When Mrs Peverelli tries to tell Mrs fuller that Mr Peverelli is forcing her to eat and drink things against her will, and that she thinks her husband is trying to poison her, Mrs Fuller naturally rubbishes the suggestion. E.M. Delafield neatly demonstrates the pervasive assumptions about domestic violence: ‘If you really believed it, why – you’d left him. It’s surely the very first thing you’d have done’ huffs Mrs Fuller. ‘You don’t understand’, responds Mrs Peverelli. ‘I love him.’
Shortly thereafter, the Peverelli’s move on, the wife looking ‘worse than ever – sallower and more frightened.’ The true horror of Mr Peverelli’s designs is revealed at the close of the story, when Mrs Fuller realises he has ground up a Christmas bauble and fed the powdered glass to his wife. Murder by ground glass was, incidentally, one of the ways in which Edith Thompson suggested murdering her husband in her letters to her lover Freddie Bywaters. E.M. Delafield had followed the Thompson-Bywaters case closely, and is surely referencing it in this story. Mrs Fuller, and the reader, are confronted by their willingness to believe strangers at face value, and to believe men over women. The horror here is not supernatural, but rather the by-product of an inherently unequal society.
A final female-penned, London-based, spooky short story appeared slightly after the interwar period, at the close of the Second World War. In 1945, Elizabeth Bowen published the (very short) story ‘The Demon Lover’. It effectively uses the bombed-out locales of war-torn London. Bowen’s protagonist, Mrs Drover, is checking up on her Kensington house after an extended stay in the country, away from the Blitz.
Things take a dark turn when Mrs Drover discovers a mysterious letter from a past lover, which warns her that today is ‘our anniversary, and the day we said. (…) I shall rely upon you to keep your promise.’ It transpires that Mrs Drover had a soldier lover during the First World War, who went missing. In fear of him, she decides to get a taxi as quickly as possible before the man can come to the house and claim her. Yet rather than a means of escape, the taxi becomes her prison, as she realises too late that the man behind the wheel is the very man she is fleeing from.

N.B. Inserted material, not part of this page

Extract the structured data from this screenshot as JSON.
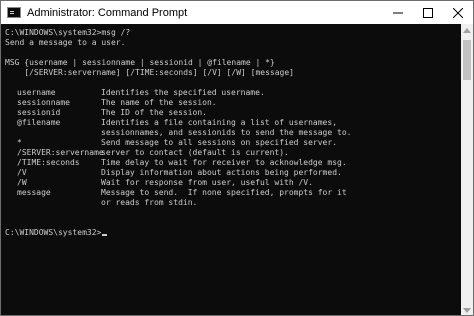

As in ‘The Railway Track’, in ‘The Demon Lover’ a means of transport traps a woman rather than give her freedom. The latter story also includes ample reflections on ageing and the compromises made by women: marriage, children and a big house in Kensington versus the excitement of a passionate love affair. Like Mrs Peverelli, Mrs Drover ultimately is unable to escape masculine power. The scariest thing for women turns out to be the patriarchy itself.
All of the stories and books mentioned in this post are available to purchase through the British Library online shop.

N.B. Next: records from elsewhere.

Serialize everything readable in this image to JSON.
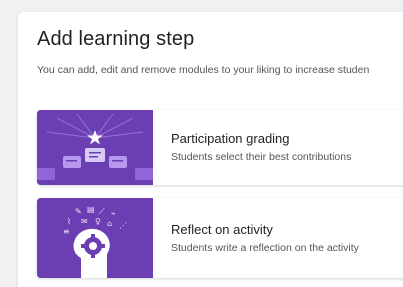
{
  "dialog": {
    "title": "Add learning step",
    "subtitle": "You can add, edit and remove modules to your liking to increase studen"
  },
  "modules": [
    {
      "title": "Participation grading",
      "description": "Students select their best contributions",
      "icon": "star-podium-icon"
    },
    {
      "title": "Reflect on activity",
      "description": "Students write a reflection on the activity",
      "icon": "head-gear-icon"
    }
  ],
  "colors": {
    "thumb_background": "#6b3fb3",
    "thumb_accent": "#9b6fe0"
  }
}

 F Tennyson Jesse, ‘The Railway Track’, in Blood on the Tracks: Railway Mysteries, edited by Martin Edwards (London: British Library, 2018), pp. 267-286
 Ibid., p. 272
 Ibid., p. 277
 E. M. Delafield, ‘They Don’t Wear Labels’, in Capital Crimes: London Mysteries, edited by Martin Edwards (London: British Library, 2015), pp. 265-273
 Ibid., p. 268
 Ibid., p. 270
 Ibid., p. 273
 Elizabeth Bowen, ‘The Demon Lover’, in Into the London Fog: Eerie Tales from the Weird City, edited by Elizabeth Dearnley (London: British Library, 2020), pp. 81-91
 Ibid., p. 85